DATA FOR THIS TASK »
• • •
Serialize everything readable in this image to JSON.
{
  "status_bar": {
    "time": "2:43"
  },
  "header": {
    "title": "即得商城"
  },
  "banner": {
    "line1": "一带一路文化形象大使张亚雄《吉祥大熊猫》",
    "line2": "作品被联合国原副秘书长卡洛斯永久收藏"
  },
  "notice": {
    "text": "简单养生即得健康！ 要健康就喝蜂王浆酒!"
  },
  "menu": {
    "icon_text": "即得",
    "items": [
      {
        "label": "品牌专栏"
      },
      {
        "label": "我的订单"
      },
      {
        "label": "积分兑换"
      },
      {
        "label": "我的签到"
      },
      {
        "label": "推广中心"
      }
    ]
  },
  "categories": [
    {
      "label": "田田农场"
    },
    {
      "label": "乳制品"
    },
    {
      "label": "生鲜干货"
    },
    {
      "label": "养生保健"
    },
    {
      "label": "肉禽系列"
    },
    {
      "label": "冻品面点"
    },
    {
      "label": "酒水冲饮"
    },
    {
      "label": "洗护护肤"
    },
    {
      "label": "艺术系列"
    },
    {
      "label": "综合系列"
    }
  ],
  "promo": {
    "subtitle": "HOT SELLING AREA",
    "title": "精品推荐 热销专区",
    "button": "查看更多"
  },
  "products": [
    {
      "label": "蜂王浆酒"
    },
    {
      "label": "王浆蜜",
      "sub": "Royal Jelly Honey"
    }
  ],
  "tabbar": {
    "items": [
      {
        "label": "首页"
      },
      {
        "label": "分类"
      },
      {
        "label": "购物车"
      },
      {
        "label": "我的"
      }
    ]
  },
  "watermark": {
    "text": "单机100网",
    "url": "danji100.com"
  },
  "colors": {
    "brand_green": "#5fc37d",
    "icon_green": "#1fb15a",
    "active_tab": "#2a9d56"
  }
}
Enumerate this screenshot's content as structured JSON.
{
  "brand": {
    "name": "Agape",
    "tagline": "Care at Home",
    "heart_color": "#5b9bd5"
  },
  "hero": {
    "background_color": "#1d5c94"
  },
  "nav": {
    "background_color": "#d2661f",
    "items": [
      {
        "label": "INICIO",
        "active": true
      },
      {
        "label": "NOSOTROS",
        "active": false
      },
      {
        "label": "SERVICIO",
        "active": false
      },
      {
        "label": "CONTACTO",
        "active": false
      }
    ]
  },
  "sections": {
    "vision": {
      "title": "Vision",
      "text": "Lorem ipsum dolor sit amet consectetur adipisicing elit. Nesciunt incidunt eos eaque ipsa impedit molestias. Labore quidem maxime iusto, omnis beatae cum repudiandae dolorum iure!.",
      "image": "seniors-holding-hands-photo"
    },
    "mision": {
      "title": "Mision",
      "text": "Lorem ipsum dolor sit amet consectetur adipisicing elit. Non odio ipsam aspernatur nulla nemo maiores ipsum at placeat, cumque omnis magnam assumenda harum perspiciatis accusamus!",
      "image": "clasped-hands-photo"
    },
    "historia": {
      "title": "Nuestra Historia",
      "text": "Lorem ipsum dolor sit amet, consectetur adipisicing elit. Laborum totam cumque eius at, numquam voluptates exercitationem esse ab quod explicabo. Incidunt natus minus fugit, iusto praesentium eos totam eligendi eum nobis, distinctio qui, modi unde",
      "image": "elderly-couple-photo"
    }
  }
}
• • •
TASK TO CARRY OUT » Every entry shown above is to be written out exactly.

EXERCISE SOLUTION »
Serialize everything readable in this image to JSON.
{
  "status_bar": {
    "time": "2:43"
  },
  "header": {
    "title": "即得商城"
  },
  "banner": {
    "line1": "一带一路文化形象大使张亚雄《吉祥大熊猫》",
    "line2": "作品被联合国原副秘书长卡洛斯永久收藏"
  },
  "notice": {
    "text": "简单养生即得健康！ 要健康就喝蜂王浆酒!"
  },
  "menu": {
    "icon_text": "即得",
    "items": [
      {
        "label": "品牌专栏"
      },
      {
        "label": "我的订单"
      },
      {
        "label": "积分兑换"
      },
      {
        "label": "我的签到"
      },
      {
        "label": "推广中心"
      }
    ]
  },
  "categories": [
    {
      "label": "田田农场"
    },
    {
      "label": "乳制品"
    },
    {
      "label": "生鲜干货"
    },
    {
      "label": "养生保健"
    },
    {
      "label": "肉禽系列"
    },
    {
      "label": "冻品面点"
    },
    {
      "label": "酒水冲饮"
    },
    {
      "label": "洗护护肤"
    },
    {
      "label": "艺术系列"
    },
    {
      "label": "综合系列"
    }
  ],
  "promo": {
    "subtitle": "HOT SELLING AREA",
    "title": "精品推荐 热销专区",
    "button": "查看更多"
  },
  "products": [
    {
      "label": "蜂王浆酒"
    },
    {
      "label": "王浆蜜",
      "sub": "Royal Jelly Honey"
    }
  ],
  "tabbar": {
    "items": [
      {
        "label": "首页"
      },
      {
        "label": "分类"
      },
      {
        "label": "购物车"
      },
      {
        "label": "我的"
      }
    ]
  },
  "watermark": {
    "text": "单机100网",
    "url": "danji100.com"
  },
  "colors": {
    "brand_green": "#5fc37d",
    "icon_green": "#1fb15a",
    "active_tab": "#2a9d56"
  }
}
Enumerate this screenshot's content as structured JSON.
{
  "brand": {
    "name": "Agape",
    "tagline": "Care at Home",
    "heart_color": "#5b9bd5"
  },
  "hero": {
    "background_color": "#1d5c94"
  },
  "nav": {
    "background_color": "#d2661f",
    "items": [
      {
        "label": "INICIO",
        "active": true
      },
      {
        "label": "NOSOTROS",
        "active": false
      },
      {
        "label": "SERVICIO",
        "active": false
      },
      {
        "label": "CONTACTO",
        "active": false
      }
    ]
  },
  "sections": {
    "vision": {
      "title": "Vision",
      "text": "Lorem ipsum dolor sit amet consectetur adipisicing elit. Nesciunt incidunt eos eaque ipsa impedit molestias. Labore quidem maxime iusto, omnis beatae cum repudiandae dolorum iure!.",
      "image": "seniors-holding-hands-photo"
    },
    "mision": {
      "title": "Mision",
      "text": "Lorem ipsum dolor sit amet consectetur adipisicing elit. Non odio ipsam aspernatur nulla nemo maiores ipsum at placeat, cumque omnis magnam assumenda harum perspiciatis accusamus!",
      "image": "clasped-hands-photo"
    },
    "historia": {
      "title": "Nuestra Historia",
      "text": "Lorem ipsum dolor sit amet, consectetur adipisicing elit. Laborum totam cumque eius at, numquam voluptates exercitationem esse ab quod explicabo. Incidunt natus minus fugit, iusto praesentium eos totam eligendi eum nobis, distinctio qui, modi unde",
      "image": "elderly-couple-photo"
    }
  }
}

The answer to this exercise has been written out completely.